====== Records

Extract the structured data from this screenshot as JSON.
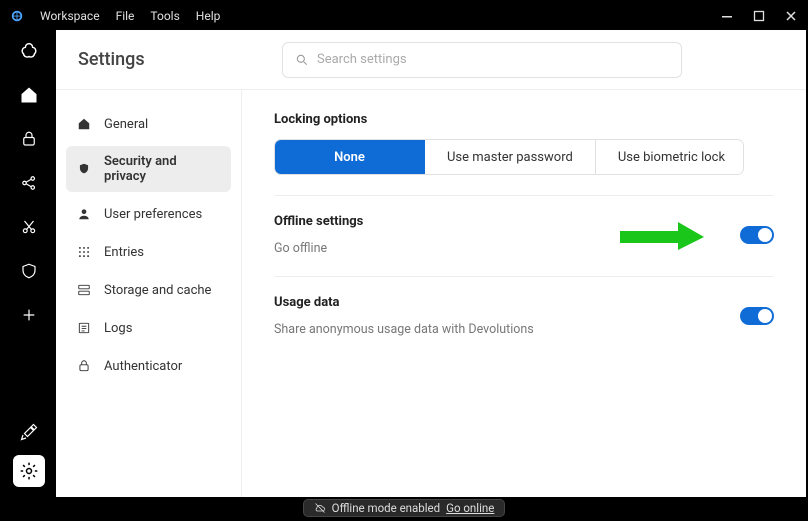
{
  "titlebar": {
    "app_name": "Workspace",
    "menus": [
      "File",
      "Tools",
      "Help"
    ]
  },
  "page": {
    "title": "Settings",
    "search_placeholder": "Search settings"
  },
  "side_menu": {
    "items": [
      {
        "icon": "home-icon",
        "label": "General"
      },
      {
        "icon": "shield-icon",
        "label": "Security and privacy",
        "active": true
      },
      {
        "icon": "user-icon",
        "label": "User preferences"
      },
      {
        "icon": "grid-icon",
        "label": "Entries"
      },
      {
        "icon": "storage-icon",
        "label": "Storage and cache"
      },
      {
        "icon": "logs-icon",
        "label": "Logs"
      },
      {
        "icon": "lock-icon",
        "label": "Authenticator"
      }
    ]
  },
  "sections": {
    "locking": {
      "title": "Locking options",
      "options": [
        "None",
        "Use master password",
        "Use biometric lock"
      ],
      "selected": "None"
    },
    "offline": {
      "title": "Offline settings",
      "subtitle": "Go offline",
      "toggle": true
    },
    "usage": {
      "title": "Usage data",
      "subtitle": "Share anonymous usage data with Devolutions",
      "toggle": true
    }
  },
  "status": {
    "text": "Offline mode enabled",
    "link": "Go online"
  },
  "callout": {
    "arrow_color": "#19c619"
  },
  "colors": {
    "accent": "#0f6cd6"
  }
}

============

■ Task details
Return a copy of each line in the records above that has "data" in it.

■ Answer below
Extract the structured data from this screenshot as JSON.
      "title": "Usage data",
      "subtitle": "Share anonymous usage data with Devolutions",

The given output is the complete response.